┌──

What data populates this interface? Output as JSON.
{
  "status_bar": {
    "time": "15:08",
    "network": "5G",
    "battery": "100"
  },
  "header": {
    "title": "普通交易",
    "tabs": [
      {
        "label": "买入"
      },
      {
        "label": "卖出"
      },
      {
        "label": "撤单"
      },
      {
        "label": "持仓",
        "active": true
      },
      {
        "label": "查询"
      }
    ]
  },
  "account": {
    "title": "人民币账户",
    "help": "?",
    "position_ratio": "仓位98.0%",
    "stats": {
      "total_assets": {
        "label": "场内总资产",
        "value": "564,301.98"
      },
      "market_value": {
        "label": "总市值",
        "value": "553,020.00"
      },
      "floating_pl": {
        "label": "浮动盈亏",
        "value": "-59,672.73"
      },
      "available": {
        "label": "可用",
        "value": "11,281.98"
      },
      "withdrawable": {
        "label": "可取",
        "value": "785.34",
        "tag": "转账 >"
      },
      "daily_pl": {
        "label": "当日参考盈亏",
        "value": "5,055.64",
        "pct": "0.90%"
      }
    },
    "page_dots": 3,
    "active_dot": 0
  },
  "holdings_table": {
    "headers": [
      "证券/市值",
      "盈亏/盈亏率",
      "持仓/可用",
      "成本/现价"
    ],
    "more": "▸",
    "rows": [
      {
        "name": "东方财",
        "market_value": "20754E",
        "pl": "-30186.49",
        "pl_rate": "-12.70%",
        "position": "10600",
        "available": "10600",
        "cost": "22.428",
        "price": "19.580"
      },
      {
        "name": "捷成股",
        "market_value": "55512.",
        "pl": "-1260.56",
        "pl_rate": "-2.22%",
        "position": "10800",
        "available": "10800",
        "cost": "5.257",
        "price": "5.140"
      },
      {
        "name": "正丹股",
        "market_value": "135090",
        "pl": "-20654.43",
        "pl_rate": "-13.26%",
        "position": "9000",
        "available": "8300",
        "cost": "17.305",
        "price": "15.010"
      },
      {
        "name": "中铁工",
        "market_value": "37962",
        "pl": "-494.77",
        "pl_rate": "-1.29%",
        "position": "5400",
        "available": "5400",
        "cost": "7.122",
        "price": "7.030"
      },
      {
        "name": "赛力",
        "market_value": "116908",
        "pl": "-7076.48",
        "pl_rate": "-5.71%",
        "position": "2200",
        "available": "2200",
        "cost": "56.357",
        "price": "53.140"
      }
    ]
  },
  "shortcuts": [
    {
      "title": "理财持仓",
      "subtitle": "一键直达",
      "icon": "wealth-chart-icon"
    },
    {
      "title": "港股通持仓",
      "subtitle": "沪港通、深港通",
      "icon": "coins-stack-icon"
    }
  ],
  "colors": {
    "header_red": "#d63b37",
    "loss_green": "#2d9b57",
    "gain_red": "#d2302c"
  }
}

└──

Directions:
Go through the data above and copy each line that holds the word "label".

Response area:
        "label": "买入"
        "label": "卖出"
        "label": "撤单"
        "label": "持仓",
        "label": "查询"
        "label": "场内总资产",
        "label": "总市值",
        "label": "浮动盈亏",
        "label": "可用",
        "label": "可取",
        "label": "当日参考盈亏",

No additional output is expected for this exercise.